The Ektra does a great job with day-to-day tasks. Apps load quickly and multitasking performance is good. We rarely noticed any stutter or lag. The Ektra feels a bulky, especially when you're used to today's slim smartphones. There’s no heating problem with standard apps, but fire up a game or use the camera and it starts to get quite warm. The heat can be felt along the upper edges and around the camera lens.
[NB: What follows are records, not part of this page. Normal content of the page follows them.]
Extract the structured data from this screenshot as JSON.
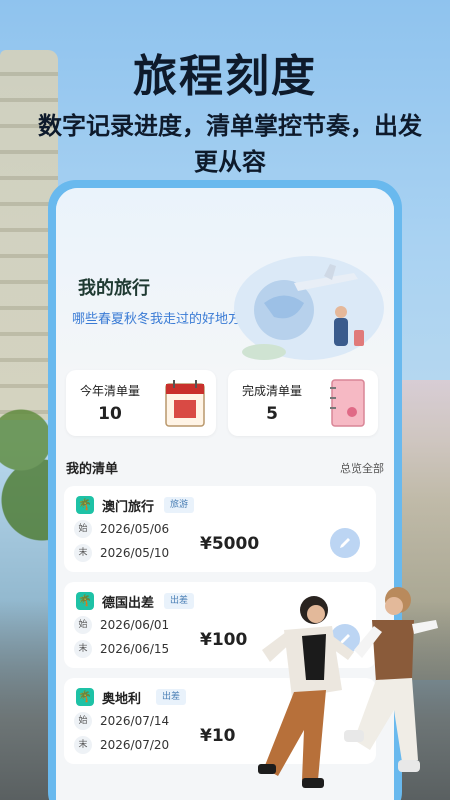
{
  "hero": {
    "title": "旅程刻度",
    "subtitle": "数字记录进度，清单掌控节奏，出发更从容"
  },
  "app": {
    "section_title": "我的旅行",
    "section_subtitle": "哪些春夏秋冬我走过的好地方",
    "stats": [
      {
        "label": "今年清单量",
        "value": "10",
        "icon": "calendar-icon"
      },
      {
        "label": "完成清单量",
        "value": "5",
        "icon": "notebook-icon"
      }
    ],
    "list_header": {
      "title": "我的清单",
      "link": "总览全部"
    },
    "lists": [
      {
        "name": "澳门旅行",
        "tag": "旅游",
        "start_label": "始",
        "start": "2026/05/06",
        "end_label": "末",
        "end": "2026/05/10",
        "price": "¥5000"
      },
      {
        "name": "德国出差",
        "tag": "出差",
        "start_label": "始",
        "start": "2026/06/01",
        "end_label": "末",
        "end": "2026/06/15",
        "price": "¥100"
      },
      {
        "name": "奥地利",
        "tag": "出差",
        "start_label": "始",
        "start": "2026/07/14",
        "end_label": "末",
        "end": "2026/07/20",
        "price": "¥10"
      }
    ]
  },
  "colors": {
    "accent": "#69b9ee",
    "icon_bg": "#1ec2a6",
    "link": "#3a7bd5"
  }
}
Media playback is handled well. The Ektra supports all popular media formats and can handle 4K video too. The display smudges quite easily and is reflective, which isn’t easy to view outdoors. There’s a single mono speaker around the back, which does its job for alerts but doesn’t get too loud for media and games. The sound enhancement option in the Settings app helps a tiny bit, but not by much.
We now come to the main attraction of the Kodak Ektra, and that’s the camera. There’s a 21-megapixel sensor on the back with a special anti-reflective lens coating. It has an f/2.0 aperture, 6-axis OIS, and PDAF.
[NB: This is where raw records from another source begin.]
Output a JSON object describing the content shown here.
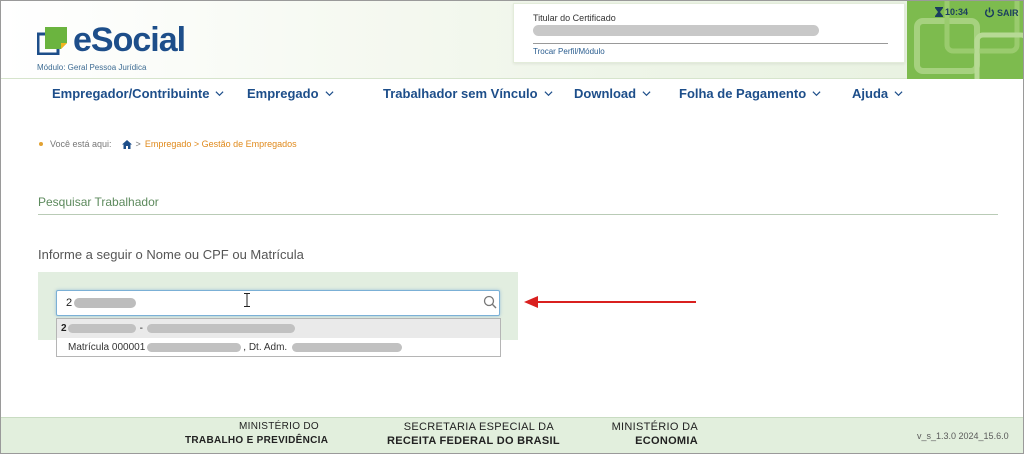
{
  "header": {
    "app_name": "eSocial",
    "module": "Módulo: Geral Pessoa Jurídica",
    "certificate_title": "Titular do Certificado",
    "change_profile": "Trocar Perfil/Módulo",
    "time": "10:34",
    "logout": "SAIR"
  },
  "nav": {
    "items": [
      {
        "label": "Empregador/Contribuinte"
      },
      {
        "label": "Empregado"
      },
      {
        "label": "Trabalhador sem Vínculo"
      },
      {
        "label": "Download"
      },
      {
        "label": "Folha de Pagamento"
      },
      {
        "label": "Ajuda"
      }
    ]
  },
  "breadcrumb": {
    "prefix": "Você está aqui:",
    "sep1": ">",
    "path": "Empregado > Gestão de Empregados"
  },
  "main": {
    "section_title": "Pesquisar Trabalhador",
    "instruction": "Informe a seguir o Nome ou CPF ou Matrícula",
    "search_value": "2",
    "dropdown": {
      "row1_prefix": "2",
      "row1_sep": "-",
      "row2_label": "Matrícula 000001",
      "row2_mid": ", Dt. Adm."
    }
  },
  "footer": {
    "org1_line1": "MINISTÉRIO DO",
    "org1_line2": "TRABALHO E PREVIDÊNCIA",
    "org2_line1": "SECRETARIA ESPECIAL DA",
    "org2_line2": "RECEITA FEDERAL DO BRASIL",
    "org3_line1": "MINISTÉRIO DA",
    "org3_line2": "ECONOMIA",
    "version": "v_s_1.3.0 2024_15.6.0"
  },
  "colors": {
    "brand_blue": "#1d4e8a",
    "accent_orange": "#e08a1c",
    "panel_green": "#e2eee0",
    "arrow_red": "#d9201f"
  }
}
In daylight landscapes and macros, the Ektra captures good amounts of detail, with good colour rendition too. However, it isn't perfect. There was noticeable chromatic aberration in some of our landscape sample shots, and white balance wasn't consistent. We took a couple of shots with the same frame in quick succession that ended up having very different white balances. On the other hand, focusing is quick and macros turned out fairly detailed. In low light, images aren’t noisy, but detail levels take a bit of a hit. The front camera good even with a 13-megapixel sensor, as images are soft and lack good detail.
Video recording maxes out at 4K and the quality is good in daylight. At night, details get a bit fuzzy although noise is kept well in check. Focus shifts quickly when you pan about, but the claimed '6-axis OIS' doesn't seem to to be effective at all even at lower resolutions. We reached out to Bullitt for some clarity on this and we were told that the camera module has 3-axis stabilisation but the rest is done using the gyroscope.
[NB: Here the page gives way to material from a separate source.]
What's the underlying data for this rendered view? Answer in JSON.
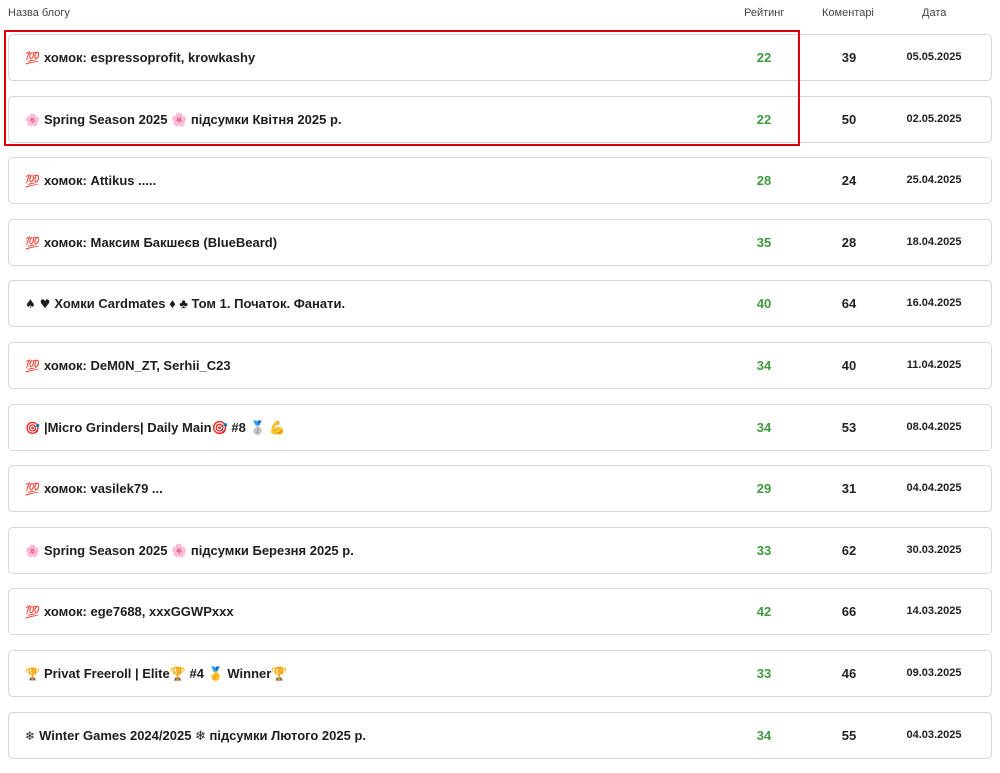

The thing we liked most about the camera is the design of the app. You can launch it with a double tap of the shutter button even when the phone is locked. The app disables the phone's capacitive buttons so you don’t accidentally press them, and you have to use a dedicated on-screen button to close it. Bullitt has recreated the mode dial that you seen on DSLRs, which works seamlessly on screen. Other settings like photo and video resolution can easily be changed from the viewfinder itself. Manual mode gives you decent amount of control although you can’t change the aperture value.
The 3000mAh battery lasted for 8 hours and 21 minutes in our HD video loop test, which is quite a weak performance. With regular use, we had to charge the phone before the day was up as even a little bit of gaming or camera usage made a sizeable dent in the battery level. The bundled 10W charger supports MediaTek’s Pump Express standard for quick charging, but it isn't great. We able to get up to only roughly 30 percent in about half an hour.
Bullitt has got the pricing right with the Ektra, as anything more than Rs. 20,000 would have made it too expensive to consider. In fact, we’re surprised that it has been this aggressive considering that this phone sells for much more overseas. The throwback to old-style film cameras in the design is a nice touch and gives the Ektra some nostalgic value. However, this is a smartphone at the end of the day, and all things considered, it doesn’t really stand out. The main highlight is its camera, which is good, but not great.
We think smartphones like the Honor 8 (Review) or even the Samsung Galaxy On Max (Review) will serve you a lot better at this price point, as they offer very good smartphone experiences without compromising on camera performance.